Jeskai Ascendancy is on the brink of being broken in Standard, and once the correct list is found, I'm sure it will be as big of a player in Standard as it is in Modern. When that day comes, I want to be ready with four copies of Eidolon of the Great Revel in my 75. If they're reliant on more mana accelerants or something like Midnight Guard, the burn spells become much better. In the dark, if game 1 ends quickly, this is how I would sideboard.
VS Mardu Control
This is the deck developed by Team Revolution for the Pro Tour. Mardu Midrange was the previous flavor, but I expect this version to pick up in popularity. This is exactly the kind of deck you want to face: one that wants to solve and control the other decks in the format and lets you go right underneath them. Be careful not to run into 1/1 first striking warriors from Mardu Charm. If they're attacking your hand with Despise and Thoughtseize, you can also sideboard out a Mountain on the draw.
VS Green Devotion
- 4 Elvish Mystic
- 4 Genesis Hydra
- 2 Hornet Queen
- 4 Sylvan Caryatid
- 4 Voyaging Satyr
- 4 Courser of Kruphix
- 4 Doomwake Giant
- 4 Eidolon of Blossoms
- 4 Polukranos, World Eater
- 1 Nylea, God of the Hunt
The best thing about these matchups is how their gameplan against creatures is to block as opposed to killing them. They can draw the wrong half of their deck by either having too many mana accelerants or too many haymakers that they don't have time to cast. You want to pick whichever side of the spectrum you want to attack, which usually involves either attacking all of their mana accelerants or none of them. Typically I like to jam all of my creatures and run over theirs on the play and try to contain their creatures on the draw.
Out (on the play):
In (on the play):
Out (on the draw):
In (on the draw):
I also played in Mississippi States on Saturday, the day before Louisiana States on Sunday. I made it to the top 8 with a U/W Heroic deck similar to what I wrote about a few weeks ago. You can check out that decklist here. Overall I liked the deck, but I didn't like how it played into Jeskai Aggro's gameplay of two-drop burn spells in Magma Jet and Lightning Strike to contain my creatures before they could get going. Also Jeskai Charm is aggravating to play against because Ajani's Presence couldn't stop it.
Afterwards I was inspired by Todd Anderson's Pro Tour deck that featured Heliod's Pilgrim in an artifact shell to get some card advantage going and to virtually have more copies of his linchpin card: Ensoul Artifact. Lately I've been playing an updated U/W Heroic deck that uses the same technology to have more copies of Ordeal of Thassa and to slim down on the more situational auras, effectively having a toolbox package.
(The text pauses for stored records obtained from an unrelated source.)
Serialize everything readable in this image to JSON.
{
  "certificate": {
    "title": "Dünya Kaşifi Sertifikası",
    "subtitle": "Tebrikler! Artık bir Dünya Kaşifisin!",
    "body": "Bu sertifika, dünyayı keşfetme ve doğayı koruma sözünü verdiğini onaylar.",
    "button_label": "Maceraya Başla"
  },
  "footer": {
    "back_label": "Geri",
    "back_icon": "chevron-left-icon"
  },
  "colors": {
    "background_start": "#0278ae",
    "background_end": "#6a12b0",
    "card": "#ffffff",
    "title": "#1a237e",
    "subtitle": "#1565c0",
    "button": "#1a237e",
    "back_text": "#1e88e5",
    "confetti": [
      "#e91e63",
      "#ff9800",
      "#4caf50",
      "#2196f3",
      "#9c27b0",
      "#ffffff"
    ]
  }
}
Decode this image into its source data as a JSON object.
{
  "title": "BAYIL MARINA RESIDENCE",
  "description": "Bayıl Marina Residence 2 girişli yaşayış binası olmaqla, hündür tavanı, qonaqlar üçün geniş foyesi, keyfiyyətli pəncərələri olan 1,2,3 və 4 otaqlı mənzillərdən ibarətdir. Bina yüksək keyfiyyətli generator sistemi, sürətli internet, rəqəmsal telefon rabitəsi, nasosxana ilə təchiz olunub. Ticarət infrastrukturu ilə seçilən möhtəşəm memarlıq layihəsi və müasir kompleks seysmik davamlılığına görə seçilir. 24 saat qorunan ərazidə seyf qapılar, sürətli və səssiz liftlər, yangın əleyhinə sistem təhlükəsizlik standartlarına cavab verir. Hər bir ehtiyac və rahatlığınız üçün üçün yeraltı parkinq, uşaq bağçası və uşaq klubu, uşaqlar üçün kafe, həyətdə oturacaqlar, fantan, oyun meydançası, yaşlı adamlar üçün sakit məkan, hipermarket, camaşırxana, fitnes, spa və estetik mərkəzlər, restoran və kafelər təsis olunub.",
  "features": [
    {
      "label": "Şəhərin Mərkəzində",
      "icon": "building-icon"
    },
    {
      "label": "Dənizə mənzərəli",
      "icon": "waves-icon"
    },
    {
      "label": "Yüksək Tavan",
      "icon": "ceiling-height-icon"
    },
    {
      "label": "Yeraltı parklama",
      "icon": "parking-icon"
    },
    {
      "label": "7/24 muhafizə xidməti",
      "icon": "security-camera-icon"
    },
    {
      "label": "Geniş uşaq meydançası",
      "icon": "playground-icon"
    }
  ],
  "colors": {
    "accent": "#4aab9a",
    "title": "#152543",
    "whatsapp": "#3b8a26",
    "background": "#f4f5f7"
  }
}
This deck is a blast to play and imagine that I'll be running U/W Heroic at Game Day since Ari Lax just won the Pro Tour with Abzan Midrange. This deck plays a lot better against Siege Rhino and company. That said I think both decks are great choices for your gameday or your next Open Series event.
Which list do you prefer? How did you do at your States? Will you be playing the same deck in your Game Day? If you're on a budget but still want something competitive that ends rounds in a hurry, you can't go wrong with Boss Sligh!